WHAT YOU NEED TO DO.
Wherever the word "ЦЕНЫ" occurs in the lines below, copy the whole line.

SOURCE INFORMATION.
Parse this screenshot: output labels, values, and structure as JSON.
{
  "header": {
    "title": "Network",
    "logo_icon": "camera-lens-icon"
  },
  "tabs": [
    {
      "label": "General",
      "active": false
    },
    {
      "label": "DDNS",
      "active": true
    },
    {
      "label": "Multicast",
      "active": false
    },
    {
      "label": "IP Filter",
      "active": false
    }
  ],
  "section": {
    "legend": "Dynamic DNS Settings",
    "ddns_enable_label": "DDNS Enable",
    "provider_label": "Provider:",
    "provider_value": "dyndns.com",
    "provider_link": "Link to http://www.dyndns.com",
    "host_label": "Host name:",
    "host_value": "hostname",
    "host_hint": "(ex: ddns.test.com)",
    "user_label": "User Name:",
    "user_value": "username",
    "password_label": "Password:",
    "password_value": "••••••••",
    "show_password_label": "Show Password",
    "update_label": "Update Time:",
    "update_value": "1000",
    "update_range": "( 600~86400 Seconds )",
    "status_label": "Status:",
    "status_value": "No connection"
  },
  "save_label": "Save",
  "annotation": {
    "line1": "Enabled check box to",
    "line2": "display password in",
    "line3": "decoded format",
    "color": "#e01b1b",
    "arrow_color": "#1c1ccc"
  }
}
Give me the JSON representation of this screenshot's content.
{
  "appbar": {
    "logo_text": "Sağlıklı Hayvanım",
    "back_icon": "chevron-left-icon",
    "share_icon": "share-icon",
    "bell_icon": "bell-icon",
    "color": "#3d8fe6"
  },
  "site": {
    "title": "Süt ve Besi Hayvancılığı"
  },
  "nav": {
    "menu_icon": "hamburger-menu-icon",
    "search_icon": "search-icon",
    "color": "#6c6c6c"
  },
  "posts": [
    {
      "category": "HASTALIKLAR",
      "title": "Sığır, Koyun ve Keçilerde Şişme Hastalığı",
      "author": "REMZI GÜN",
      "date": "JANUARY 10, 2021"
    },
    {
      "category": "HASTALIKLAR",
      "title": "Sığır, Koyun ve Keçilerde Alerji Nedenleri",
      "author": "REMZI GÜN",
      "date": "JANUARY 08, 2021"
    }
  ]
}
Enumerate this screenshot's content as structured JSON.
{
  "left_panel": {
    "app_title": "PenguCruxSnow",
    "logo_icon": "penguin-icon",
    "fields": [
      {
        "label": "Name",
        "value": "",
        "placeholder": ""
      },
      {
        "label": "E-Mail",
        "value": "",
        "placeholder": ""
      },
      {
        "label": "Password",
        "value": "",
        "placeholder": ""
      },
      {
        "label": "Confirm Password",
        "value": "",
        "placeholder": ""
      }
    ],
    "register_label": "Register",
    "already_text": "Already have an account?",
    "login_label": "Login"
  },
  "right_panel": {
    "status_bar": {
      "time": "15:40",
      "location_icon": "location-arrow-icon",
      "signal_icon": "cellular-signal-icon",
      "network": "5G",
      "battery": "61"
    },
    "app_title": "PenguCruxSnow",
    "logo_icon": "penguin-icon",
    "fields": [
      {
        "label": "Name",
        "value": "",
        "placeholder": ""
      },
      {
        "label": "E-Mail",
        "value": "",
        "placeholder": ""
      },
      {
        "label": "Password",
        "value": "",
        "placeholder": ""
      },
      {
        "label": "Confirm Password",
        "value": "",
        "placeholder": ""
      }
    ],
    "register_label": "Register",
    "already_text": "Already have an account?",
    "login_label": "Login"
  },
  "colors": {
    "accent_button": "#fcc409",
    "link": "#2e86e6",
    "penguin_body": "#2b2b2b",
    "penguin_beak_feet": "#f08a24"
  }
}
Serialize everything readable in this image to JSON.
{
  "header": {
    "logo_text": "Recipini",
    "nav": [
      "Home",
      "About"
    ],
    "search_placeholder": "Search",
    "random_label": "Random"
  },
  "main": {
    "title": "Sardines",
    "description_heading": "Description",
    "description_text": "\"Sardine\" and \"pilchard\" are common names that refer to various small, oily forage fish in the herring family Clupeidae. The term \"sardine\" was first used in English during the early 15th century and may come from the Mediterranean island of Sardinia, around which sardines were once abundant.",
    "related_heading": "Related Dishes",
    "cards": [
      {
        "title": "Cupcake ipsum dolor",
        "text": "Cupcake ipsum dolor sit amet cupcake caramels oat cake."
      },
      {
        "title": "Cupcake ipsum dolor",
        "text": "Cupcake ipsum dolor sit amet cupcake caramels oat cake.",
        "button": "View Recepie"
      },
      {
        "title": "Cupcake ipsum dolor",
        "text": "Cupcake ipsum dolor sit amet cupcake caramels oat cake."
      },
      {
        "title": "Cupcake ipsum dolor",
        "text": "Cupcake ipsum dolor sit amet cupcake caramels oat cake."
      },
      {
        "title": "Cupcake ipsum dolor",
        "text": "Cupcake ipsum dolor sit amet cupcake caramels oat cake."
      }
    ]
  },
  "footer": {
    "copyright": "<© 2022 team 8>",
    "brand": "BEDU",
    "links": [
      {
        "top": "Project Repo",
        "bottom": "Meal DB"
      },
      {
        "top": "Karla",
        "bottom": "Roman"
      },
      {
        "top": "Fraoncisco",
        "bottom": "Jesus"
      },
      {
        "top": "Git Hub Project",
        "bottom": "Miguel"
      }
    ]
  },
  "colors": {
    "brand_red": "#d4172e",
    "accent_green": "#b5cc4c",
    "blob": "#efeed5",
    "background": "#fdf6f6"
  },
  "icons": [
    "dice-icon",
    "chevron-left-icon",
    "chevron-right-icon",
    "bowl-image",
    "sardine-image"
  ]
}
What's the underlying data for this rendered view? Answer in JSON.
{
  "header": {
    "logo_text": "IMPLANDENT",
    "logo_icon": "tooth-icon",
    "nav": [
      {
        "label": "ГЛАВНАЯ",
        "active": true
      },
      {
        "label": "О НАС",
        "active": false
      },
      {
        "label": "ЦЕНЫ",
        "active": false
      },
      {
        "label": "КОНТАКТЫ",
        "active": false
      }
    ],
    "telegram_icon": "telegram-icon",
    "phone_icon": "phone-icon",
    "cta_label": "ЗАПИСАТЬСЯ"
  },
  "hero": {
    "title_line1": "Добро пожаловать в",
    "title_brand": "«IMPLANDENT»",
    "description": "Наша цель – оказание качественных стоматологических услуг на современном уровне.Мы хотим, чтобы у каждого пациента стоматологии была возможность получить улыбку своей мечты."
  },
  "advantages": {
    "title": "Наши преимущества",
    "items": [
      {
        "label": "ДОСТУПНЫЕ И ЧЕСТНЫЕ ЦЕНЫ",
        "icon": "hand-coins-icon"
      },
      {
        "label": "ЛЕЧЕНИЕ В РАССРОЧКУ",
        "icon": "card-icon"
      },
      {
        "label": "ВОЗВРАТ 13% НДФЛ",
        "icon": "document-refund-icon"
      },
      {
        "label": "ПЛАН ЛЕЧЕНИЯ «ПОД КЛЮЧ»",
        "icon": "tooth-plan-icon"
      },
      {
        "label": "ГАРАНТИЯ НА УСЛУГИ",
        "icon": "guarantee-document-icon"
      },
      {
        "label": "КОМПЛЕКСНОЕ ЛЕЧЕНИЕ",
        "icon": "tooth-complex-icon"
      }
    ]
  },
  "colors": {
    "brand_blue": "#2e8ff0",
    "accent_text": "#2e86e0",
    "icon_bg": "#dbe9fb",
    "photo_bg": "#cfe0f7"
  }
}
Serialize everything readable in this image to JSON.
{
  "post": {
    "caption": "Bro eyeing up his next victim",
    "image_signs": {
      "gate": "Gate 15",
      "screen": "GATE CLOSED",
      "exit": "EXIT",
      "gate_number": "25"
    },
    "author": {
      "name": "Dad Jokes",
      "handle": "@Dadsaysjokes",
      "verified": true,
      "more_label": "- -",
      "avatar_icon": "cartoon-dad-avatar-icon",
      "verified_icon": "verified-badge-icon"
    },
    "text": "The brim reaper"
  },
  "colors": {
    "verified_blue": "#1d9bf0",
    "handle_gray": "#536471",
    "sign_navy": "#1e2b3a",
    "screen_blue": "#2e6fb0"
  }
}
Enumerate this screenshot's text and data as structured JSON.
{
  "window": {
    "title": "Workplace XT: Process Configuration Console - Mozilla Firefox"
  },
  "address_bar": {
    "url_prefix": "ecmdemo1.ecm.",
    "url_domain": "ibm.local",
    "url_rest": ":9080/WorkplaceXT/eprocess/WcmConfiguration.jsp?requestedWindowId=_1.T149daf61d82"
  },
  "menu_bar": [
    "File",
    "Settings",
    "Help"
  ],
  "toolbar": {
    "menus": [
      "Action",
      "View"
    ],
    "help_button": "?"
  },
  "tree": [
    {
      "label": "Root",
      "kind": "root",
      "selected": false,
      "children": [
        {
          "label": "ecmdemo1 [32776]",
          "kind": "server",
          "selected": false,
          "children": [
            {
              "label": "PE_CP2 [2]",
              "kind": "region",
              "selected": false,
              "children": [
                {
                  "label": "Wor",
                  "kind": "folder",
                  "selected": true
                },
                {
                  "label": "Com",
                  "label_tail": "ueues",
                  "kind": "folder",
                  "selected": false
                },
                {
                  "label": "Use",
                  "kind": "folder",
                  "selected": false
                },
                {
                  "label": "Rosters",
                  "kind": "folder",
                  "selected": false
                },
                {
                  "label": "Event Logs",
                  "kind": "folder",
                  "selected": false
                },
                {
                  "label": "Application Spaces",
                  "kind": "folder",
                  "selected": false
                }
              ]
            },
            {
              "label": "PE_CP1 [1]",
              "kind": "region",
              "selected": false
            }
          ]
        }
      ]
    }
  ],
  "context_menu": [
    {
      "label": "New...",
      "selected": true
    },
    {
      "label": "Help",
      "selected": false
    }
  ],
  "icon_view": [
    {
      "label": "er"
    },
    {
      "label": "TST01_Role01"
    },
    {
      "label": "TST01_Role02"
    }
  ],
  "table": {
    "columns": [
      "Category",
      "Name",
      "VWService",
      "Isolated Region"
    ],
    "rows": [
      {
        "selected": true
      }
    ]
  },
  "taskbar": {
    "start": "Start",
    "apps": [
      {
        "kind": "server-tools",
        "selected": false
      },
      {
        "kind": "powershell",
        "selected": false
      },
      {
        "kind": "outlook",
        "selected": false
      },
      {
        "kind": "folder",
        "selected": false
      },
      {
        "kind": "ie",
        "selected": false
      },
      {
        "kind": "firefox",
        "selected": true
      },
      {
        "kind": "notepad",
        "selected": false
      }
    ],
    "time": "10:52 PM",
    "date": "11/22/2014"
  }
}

OUTPUT.
        "label": "ЦЕНЫ",
        "label": "ДОСТУПНЫЕ И ЧЕСТНЫЕ ЦЕНЫ",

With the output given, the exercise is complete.